-- Data records --
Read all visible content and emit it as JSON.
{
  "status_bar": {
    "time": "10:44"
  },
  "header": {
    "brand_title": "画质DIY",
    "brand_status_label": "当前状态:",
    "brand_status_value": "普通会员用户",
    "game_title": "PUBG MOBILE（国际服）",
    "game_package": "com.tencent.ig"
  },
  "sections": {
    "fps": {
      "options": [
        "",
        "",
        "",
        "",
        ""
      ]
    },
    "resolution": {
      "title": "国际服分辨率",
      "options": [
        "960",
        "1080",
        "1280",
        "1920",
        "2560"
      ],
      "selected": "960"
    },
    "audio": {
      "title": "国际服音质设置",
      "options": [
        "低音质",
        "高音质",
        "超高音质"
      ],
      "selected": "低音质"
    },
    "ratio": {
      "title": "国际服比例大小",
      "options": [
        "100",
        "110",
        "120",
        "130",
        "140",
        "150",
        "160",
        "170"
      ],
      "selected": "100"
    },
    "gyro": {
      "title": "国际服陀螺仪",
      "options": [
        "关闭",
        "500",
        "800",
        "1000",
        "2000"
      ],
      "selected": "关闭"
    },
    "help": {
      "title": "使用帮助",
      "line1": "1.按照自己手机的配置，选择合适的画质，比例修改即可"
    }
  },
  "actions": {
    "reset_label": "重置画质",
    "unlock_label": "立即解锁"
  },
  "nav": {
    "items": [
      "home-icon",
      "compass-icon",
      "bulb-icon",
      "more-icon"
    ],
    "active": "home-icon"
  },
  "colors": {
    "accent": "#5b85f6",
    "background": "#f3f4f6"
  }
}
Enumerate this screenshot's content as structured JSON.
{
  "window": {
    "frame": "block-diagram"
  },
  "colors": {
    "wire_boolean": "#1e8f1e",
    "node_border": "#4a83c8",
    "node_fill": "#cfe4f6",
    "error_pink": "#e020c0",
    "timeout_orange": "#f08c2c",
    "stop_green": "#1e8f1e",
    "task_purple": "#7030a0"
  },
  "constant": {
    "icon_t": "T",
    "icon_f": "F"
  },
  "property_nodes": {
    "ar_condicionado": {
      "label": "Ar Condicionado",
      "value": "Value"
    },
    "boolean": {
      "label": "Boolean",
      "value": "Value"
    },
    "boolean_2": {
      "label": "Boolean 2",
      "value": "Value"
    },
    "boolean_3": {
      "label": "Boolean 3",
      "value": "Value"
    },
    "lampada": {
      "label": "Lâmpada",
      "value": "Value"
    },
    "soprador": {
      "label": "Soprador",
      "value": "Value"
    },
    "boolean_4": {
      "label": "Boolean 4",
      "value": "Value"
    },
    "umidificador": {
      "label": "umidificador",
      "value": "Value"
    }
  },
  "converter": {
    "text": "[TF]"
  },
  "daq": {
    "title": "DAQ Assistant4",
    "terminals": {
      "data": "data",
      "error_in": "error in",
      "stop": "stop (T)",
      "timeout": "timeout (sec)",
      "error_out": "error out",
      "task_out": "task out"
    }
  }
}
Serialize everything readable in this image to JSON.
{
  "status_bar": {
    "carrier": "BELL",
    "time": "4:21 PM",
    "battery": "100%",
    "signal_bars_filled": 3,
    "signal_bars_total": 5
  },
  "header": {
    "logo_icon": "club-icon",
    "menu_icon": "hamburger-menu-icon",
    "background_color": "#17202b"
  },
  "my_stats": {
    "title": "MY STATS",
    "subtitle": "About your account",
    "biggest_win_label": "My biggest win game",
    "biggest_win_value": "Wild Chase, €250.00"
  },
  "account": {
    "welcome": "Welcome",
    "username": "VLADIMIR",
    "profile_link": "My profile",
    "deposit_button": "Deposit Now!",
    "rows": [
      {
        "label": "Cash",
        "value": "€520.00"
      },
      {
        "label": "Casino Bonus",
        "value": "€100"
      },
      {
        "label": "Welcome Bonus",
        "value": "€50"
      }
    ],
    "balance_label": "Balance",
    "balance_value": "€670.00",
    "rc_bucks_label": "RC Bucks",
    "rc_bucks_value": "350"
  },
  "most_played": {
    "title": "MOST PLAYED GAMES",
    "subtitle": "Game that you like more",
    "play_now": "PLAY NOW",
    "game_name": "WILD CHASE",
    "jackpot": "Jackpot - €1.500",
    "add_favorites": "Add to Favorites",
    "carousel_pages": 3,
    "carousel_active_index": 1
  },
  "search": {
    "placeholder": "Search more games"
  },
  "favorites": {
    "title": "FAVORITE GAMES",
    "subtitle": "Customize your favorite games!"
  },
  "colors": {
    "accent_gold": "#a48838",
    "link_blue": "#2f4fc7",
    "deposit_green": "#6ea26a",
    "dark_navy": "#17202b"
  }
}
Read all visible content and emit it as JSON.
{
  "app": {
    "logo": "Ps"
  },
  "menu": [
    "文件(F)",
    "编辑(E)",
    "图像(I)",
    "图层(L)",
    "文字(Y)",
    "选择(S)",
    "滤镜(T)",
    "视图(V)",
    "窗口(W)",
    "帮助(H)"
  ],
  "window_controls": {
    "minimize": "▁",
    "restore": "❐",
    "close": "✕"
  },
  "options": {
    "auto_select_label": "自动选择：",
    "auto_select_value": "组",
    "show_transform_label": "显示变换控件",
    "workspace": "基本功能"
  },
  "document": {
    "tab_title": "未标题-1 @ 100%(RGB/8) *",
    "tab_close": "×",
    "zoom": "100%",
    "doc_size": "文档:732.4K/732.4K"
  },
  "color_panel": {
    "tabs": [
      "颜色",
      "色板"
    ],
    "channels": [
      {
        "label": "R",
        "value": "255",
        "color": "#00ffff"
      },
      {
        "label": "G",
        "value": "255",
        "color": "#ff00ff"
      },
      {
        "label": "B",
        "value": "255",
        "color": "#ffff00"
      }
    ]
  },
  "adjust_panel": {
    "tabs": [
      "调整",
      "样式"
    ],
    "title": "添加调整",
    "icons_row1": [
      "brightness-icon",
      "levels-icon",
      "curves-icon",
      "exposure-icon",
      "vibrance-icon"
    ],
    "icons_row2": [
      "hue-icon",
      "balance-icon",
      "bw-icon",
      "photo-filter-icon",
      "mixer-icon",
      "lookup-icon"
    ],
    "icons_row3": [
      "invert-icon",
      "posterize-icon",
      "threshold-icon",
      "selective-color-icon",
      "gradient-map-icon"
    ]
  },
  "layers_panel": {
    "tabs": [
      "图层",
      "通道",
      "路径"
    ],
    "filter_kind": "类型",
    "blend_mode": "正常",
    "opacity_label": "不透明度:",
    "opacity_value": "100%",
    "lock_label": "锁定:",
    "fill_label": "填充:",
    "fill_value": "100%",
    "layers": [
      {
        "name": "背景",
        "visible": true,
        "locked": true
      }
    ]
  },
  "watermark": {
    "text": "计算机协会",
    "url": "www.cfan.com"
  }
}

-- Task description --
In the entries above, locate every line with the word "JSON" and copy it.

-- Problem solution --
Read all visible content and emit it as JSON.
Enumerate this screenshot's content as structured JSON.
Serialize everything readable in this image to JSON.
Read all visible content and emit it as JSON.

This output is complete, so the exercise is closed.